WASHINGTON (July 27, 2007)—The plight of Iraqi refugees is dire, especially for children, and calls for increased U.S. assistance, Cardinal Theodore McCarrick and Bishop Nicholas DiMarzio said in a July 26 letter to Secretary of State Condoleezza Rice.
The prelates voiced concern following a mission to Turkey, Lebanon, Jordan and Syria to view the situation of refugees forced to flee their war-torn nation.
"It was clear that the countries we visited are in dire need of additional support from the United States and the international community in order to provide safe haven to the almost two million Iraqi refugees in the region," they said. "Without a heightened commitment from our nation and others, we are fearful that these countries will no longer welcome and protect these refugees, particularly if the security situation in Iraq deteriorates and more Iraqis flee their homes."
The prelates highlighted "lack of sufficient funding to ensure that the basic needs of refugees and their families are being met." They noted the "need of medical care, which is not readily available."
"Children are particularly vulnerable," they said.
The bishops also urged the United States "to work even more urgently for a responsible transition to end the war in Iraq, noting that "the existence of large numbers of vulnerable refugees is a tragic and unfortunate byproduct of the war."
The letter follows.
Dear Madam Secretary:
We write to you on an urgent matter requiring your attention and that of President Bush---the plight of refugees who have fled the conflict in Iraq.
We have recently returned from a mission to the Middle East on behalf of the U.S. Conference of Catholic Bishops (USCCB) to look at the situation of Iraqi refugees. Our delegation, which included representatives from the International Catholic Migration Commission (ICMC) and Catholic Relief Services (CRS), visited Turkey, Lebanon, Jordan, and Syria over a two-week period.
It was clear that the countries we visited are in dire need of additional support from the United States and the international community in order to provide safe haven to the almost two million Iraqi refugees in the region. Without a heightened commitment from our nation and others, we are fearful that these countries will no longer welcome and protect these refugees, particularly if the security situation in Iraq deteriorates and more Iraqis flee their homes.
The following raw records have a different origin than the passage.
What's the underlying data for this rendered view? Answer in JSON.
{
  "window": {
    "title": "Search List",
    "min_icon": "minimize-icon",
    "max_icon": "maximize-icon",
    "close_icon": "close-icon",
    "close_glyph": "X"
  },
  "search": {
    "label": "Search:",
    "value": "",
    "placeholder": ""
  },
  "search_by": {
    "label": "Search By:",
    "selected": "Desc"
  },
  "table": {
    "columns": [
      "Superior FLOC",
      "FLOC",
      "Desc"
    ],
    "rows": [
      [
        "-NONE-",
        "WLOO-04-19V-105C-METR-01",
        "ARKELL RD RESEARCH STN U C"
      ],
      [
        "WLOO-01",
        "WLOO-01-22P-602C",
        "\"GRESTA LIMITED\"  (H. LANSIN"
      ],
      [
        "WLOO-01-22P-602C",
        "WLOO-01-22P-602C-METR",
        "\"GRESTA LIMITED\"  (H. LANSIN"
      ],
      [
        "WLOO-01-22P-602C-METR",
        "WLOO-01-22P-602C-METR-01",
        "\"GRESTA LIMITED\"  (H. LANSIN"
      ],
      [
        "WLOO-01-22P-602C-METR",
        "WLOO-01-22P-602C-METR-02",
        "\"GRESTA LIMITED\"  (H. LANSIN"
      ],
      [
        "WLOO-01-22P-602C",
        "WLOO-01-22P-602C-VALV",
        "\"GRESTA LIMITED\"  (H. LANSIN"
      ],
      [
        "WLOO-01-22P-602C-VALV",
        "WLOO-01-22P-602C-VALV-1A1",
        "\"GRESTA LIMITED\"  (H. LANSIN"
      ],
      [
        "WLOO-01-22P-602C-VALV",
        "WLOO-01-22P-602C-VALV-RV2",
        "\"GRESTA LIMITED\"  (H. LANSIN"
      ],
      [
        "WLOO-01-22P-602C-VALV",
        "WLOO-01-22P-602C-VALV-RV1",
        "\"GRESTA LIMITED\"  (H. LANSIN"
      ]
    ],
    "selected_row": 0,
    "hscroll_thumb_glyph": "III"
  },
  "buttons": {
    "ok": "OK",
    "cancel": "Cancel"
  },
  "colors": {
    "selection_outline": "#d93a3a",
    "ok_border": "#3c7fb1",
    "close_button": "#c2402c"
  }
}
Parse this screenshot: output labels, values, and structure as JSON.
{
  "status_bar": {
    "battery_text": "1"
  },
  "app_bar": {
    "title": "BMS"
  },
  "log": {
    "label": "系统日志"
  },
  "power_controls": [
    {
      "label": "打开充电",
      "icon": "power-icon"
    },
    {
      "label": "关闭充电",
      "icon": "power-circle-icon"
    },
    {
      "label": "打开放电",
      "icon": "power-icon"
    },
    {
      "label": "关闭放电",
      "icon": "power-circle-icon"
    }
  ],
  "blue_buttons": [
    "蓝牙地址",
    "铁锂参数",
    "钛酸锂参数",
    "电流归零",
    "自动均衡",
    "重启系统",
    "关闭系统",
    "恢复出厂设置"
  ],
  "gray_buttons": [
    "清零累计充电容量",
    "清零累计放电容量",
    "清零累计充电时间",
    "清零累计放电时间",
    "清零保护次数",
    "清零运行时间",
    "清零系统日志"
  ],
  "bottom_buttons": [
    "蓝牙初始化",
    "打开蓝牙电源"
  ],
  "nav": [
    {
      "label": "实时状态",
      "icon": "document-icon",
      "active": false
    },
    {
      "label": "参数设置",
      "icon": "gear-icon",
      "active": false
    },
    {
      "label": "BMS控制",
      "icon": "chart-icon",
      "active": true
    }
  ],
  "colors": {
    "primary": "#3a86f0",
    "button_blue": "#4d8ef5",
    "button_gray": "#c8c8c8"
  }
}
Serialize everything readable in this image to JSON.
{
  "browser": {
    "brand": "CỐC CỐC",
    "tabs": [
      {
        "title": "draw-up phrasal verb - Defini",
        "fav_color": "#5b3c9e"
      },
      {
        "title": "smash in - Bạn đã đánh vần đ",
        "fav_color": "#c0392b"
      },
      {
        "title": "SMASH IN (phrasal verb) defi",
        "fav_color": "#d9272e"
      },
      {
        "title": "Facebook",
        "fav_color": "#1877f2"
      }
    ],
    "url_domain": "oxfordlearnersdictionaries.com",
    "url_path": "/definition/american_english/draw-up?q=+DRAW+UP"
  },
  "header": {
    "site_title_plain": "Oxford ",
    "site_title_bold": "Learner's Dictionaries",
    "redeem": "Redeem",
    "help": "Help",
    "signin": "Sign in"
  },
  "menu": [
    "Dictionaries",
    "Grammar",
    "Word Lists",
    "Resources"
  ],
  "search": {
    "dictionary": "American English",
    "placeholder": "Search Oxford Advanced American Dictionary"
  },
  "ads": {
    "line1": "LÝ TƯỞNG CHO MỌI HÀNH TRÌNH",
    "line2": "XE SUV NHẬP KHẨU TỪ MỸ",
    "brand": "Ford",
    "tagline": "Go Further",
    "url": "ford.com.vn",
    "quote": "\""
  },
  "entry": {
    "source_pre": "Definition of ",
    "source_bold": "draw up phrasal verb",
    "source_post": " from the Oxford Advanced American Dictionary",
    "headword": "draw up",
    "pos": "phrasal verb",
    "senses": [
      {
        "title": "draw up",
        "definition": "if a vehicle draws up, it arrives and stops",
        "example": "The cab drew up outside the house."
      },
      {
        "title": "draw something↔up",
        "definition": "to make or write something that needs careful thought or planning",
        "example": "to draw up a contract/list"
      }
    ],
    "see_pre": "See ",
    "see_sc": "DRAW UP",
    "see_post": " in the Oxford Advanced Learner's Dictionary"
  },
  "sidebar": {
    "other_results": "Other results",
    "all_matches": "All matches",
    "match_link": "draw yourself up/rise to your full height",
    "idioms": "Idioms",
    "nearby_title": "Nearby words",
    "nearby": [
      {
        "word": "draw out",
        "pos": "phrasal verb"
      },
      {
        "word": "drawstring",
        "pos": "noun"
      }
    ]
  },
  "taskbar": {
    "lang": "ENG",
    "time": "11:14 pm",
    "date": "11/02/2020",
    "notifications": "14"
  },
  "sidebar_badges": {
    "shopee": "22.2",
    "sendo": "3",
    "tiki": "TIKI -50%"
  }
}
A primary observation during our mission was the lack of sufficient funding to ensure that the basic needs of refugees and their families are being met. Many of these families have expended their savings and are now dependent upon the United Nations High Commissioner for Refugees (UNHCR), nongovernmental organizations, or the host government to survive.
These refugees also are in need of medical care, which is not readily available in some host countries. We found among those needing medical services high incidences of cancer as well as severe emotional and psychological trauma.
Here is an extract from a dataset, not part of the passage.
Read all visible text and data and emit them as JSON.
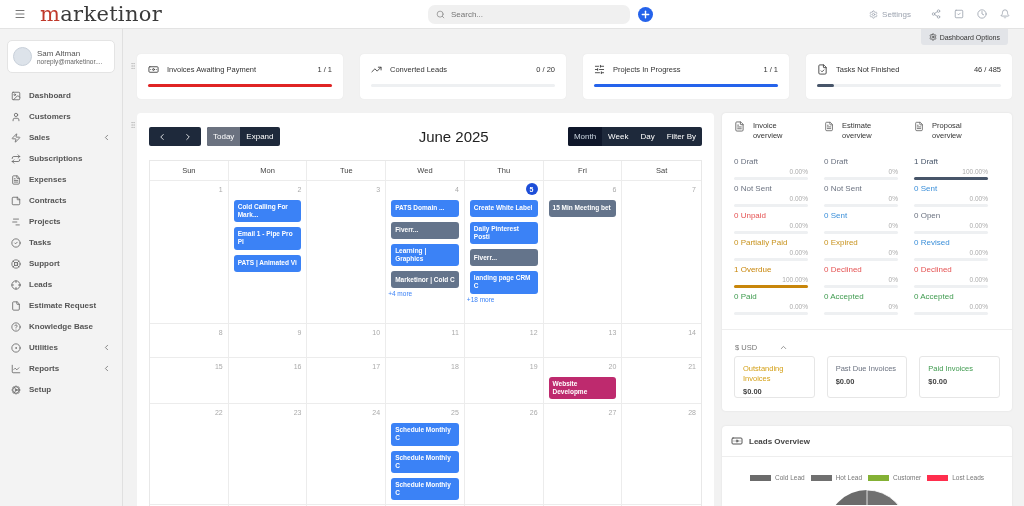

Children are particularly vulnerable. Many of them suffer physical and psychological ailments from the conflict. In addition, access to education for children remains a major problem. The situation of children is made worse because many are compelled to work illegally in order to support their families.
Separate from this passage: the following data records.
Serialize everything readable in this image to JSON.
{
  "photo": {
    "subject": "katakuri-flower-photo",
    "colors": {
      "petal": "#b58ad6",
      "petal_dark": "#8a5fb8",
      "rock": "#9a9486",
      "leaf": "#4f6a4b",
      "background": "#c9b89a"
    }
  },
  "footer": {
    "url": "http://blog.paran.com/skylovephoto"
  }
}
A second observation is the need for greater resettlement of Iraqi refugees to third countries. Iraqis who have worked with our government or with U.S. contractors in Iraq have been targeted and are unlikely to be able to return to Iraq in the future. Other vulnerable refugees, such as single female heads of households, the elderly, and unaccompanied children, should be considered for resettlement. Religious minorities, particularly Christians and Sabeans (Mandeans), also are targeted for persecution by extremists in Iraq.
While we were encouraged by the State Department's initial commitment to process 7,000 Iraqi refugees by the end of 2007, we are disappointed in the low number of arrivals at this point in time. After our visit, we see that even the 7,000 refugee
resettlement slots to which the United States has committed is insufficient to meet the need. We urge you to do all that you can to ensure that you reach your initial processing goal of 7,000 as soon as possible and to increase significantly the number of arrivals for Fiscal Year 2008, so that these vulnerable persons find protection.
Madame Secretary, the plight of refugees from Iraq calls our nation to work even more urgently for a "responsible transition" to end the war in Iraq. The existence of large numbers of vulnerable refugees is a tragic and unfortunate byproduct of the war.
As the leader of the coalition force involved in this conflict, the United States must show leadership with regard to Iraqi refugees. Without our leadership, it is unlikely that the international community will fill the void. We urge you to bring this critical need to the attention of the president and act as soon as possible to protect these vulnerable refugees.
Thank you for your consideration of our concerns.
His Eminence Theodore Cardinal McCarrick
Archbishop Emeritus of Washington
Consultant, USCCB Committee on Migration
Board Member, Catholic Relief Services
Most Reverend Nicholas DiMarzio
Bishop of Brooklyn, New York
Consultant, USCCB Committee on Migration
Treasurer, Catholic Relief Services